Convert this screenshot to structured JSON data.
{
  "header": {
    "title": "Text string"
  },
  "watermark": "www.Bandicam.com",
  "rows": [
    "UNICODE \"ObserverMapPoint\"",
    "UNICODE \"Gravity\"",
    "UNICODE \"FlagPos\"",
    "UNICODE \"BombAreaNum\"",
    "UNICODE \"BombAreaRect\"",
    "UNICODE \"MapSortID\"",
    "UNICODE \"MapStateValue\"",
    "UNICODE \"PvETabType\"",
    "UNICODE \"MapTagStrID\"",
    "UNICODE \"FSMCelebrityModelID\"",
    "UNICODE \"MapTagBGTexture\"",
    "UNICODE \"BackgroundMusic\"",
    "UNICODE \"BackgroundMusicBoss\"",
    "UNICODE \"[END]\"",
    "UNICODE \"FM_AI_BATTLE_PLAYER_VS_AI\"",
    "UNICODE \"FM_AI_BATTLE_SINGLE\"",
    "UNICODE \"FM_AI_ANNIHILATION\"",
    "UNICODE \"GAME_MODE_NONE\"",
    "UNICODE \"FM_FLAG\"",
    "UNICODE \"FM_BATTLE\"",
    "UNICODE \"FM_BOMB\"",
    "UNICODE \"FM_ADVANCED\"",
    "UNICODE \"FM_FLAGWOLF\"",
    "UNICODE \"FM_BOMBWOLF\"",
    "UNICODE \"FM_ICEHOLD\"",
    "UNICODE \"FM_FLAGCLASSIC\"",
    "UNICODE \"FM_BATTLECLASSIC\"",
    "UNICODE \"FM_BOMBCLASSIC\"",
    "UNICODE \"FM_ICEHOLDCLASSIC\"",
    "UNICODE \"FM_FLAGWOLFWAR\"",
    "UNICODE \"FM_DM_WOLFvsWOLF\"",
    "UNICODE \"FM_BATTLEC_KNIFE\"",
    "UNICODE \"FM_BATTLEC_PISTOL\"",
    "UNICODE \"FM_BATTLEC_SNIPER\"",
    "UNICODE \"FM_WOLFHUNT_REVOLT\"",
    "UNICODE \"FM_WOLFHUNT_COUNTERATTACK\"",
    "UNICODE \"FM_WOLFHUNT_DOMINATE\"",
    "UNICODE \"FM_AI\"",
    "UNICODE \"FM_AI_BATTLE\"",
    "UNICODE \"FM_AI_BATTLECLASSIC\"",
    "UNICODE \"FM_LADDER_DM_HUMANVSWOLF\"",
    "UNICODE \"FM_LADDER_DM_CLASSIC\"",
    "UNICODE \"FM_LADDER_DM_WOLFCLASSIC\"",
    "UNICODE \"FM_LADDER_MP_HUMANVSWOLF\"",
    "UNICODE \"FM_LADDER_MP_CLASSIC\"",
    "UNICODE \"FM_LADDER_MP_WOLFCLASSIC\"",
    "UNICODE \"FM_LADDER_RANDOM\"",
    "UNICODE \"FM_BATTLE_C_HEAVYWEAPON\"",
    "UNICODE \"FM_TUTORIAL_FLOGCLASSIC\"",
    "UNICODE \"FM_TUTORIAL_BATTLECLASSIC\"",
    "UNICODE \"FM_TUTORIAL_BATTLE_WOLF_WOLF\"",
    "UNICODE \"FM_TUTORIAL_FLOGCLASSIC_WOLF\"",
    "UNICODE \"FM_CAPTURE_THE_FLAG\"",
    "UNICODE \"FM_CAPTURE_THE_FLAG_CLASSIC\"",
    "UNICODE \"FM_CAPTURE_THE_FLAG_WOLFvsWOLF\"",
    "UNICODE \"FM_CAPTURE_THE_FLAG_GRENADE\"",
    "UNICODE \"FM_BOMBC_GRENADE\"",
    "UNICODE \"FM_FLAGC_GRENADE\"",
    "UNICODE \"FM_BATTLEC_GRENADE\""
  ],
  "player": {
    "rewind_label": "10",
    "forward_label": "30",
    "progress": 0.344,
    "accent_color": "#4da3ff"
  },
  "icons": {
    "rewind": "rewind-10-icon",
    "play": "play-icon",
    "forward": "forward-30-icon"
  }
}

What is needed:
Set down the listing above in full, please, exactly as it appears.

Reply to the exercise:
Convert this screenshot to structured JSON data.
{
  "header": {
    "title": "Text string"
  },
  "watermark": "www.Bandicam.com",
  "rows": [
    "UNICODE \"ObserverMapPoint\"",
    "UNICODE \"Gravity\"",
    "UNICODE \"FlagPos\"",
    "UNICODE \"BombAreaNum\"",
    "UNICODE \"BombAreaRect\"",
    "UNICODE \"MapSortID\"",
    "UNICODE \"MapStateValue\"",
    "UNICODE \"PvETabType\"",
    "UNICODE \"MapTagStrID\"",
    "UNICODE \"FSMCelebrityModelID\"",
    "UNICODE \"MapTagBGTexture\"",
    "UNICODE \"BackgroundMusic\"",
    "UNICODE \"BackgroundMusicBoss\"",
    "UNICODE \"[END]\"",
    "UNICODE \"FM_AI_BATTLE_PLAYER_VS_AI\"",
    "UNICODE \"FM_AI_BATTLE_SINGLE\"",
    "UNICODE \"FM_AI_ANNIHILATION\"",
    "UNICODE \"GAME_MODE_NONE\"",
    "UNICODE \"FM_FLAG\"",
    "UNICODE \"FM_BATTLE\"",
    "UNICODE \"FM_BOMB\"",
    "UNICODE \"FM_ADVANCED\"",
    "UNICODE \"FM_FLAGWOLF\"",
    "UNICODE \"FM_BOMBWOLF\"",
    "UNICODE \"FM_ICEHOLD\"",
    "UNICODE \"FM_FLAGCLASSIC\"",
    "UNICODE \"FM_BATTLECLASSIC\"",
    "UNICODE \"FM_BOMBCLASSIC\"",
    "UNICODE \"FM_ICEHOLDCLASSIC\"",
    "UNICODE \"FM_FLAGWOLFWAR\"",
    "UNICODE \"FM_DM_WOLFvsWOLF\"",
    "UNICODE \"FM_BATTLEC_KNIFE\"",
    "UNICODE \"FM_BATTLEC_PISTOL\"",
    "UNICODE \"FM_BATTLEC_SNIPER\"",
    "UNICODE \"FM_WOLFHUNT_REVOLT\"",
    "UNICODE \"FM_WOLFHUNT_COUNTERATTACK\"",
    "UNICODE \"FM_WOLFHUNT_DOMINATE\"",
    "UNICODE \"FM_AI\"",
    "UNICODE \"FM_AI_BATTLE\"",
    "UNICODE \"FM_AI_BATTLECLASSIC\"",
    "UNICODE \"FM_LADDER_DM_HUMANVSWOLF\"",
    "UNICODE \"FM_LADDER_DM_CLASSIC\"",
    "UNICODE \"FM_LADDER_DM_WOLFCLASSIC\"",
    "UNICODE \"FM_LADDER_MP_HUMANVSWOLF\"",
    "UNICODE \"FM_LADDER_MP_CLASSIC\"",
    "UNICODE \"FM_LADDER_MP_WOLFCLASSIC\"",
    "UNICODE \"FM_LADDER_RANDOM\"",
    "UNICODE \"FM_BATTLE_C_HEAVYWEAPON\"",
    "UNICODE \"FM_TUTORIAL_FLOGCLASSIC\"",
    "UNICODE \"FM_TUTORIAL_BATTLECLASSIC\"",
    "UNICODE \"FM_TUTORIAL_BATTLE_WOLF_WOLF\"",
    "UNICODE \"FM_TUTORIAL_FLOGCLASSIC_WOLF\"",
    "UNICODE \"FM_CAPTURE_THE_FLAG\"",
    "UNICODE \"FM_CAPTURE_THE_FLAG_CLASSIC\"",
    "UNICODE \"FM_CAPTURE_THE_FLAG_WOLFvsWOLF\"",
    "UNICODE \"FM_CAPTURE_THE_FLAG_GRENADE\"",
    "UNICODE \"FM_BOMBC_GRENADE\"",
    "UNICODE \"FM_FLAGC_GRENADE\"",
    "UNICODE \"FM_BATTLEC_GRENADE\""
  ],
  "player": {
    "rewind_label": "10",
    "forward_label": "30",
    "progress": 0.344,
    "accent_color": "#4da3ff"
  },
  "icons": {
    "rewind": "rewind-10-icon",
    "play": "play-icon",
    "forward": "forward-30-icon"
  }
}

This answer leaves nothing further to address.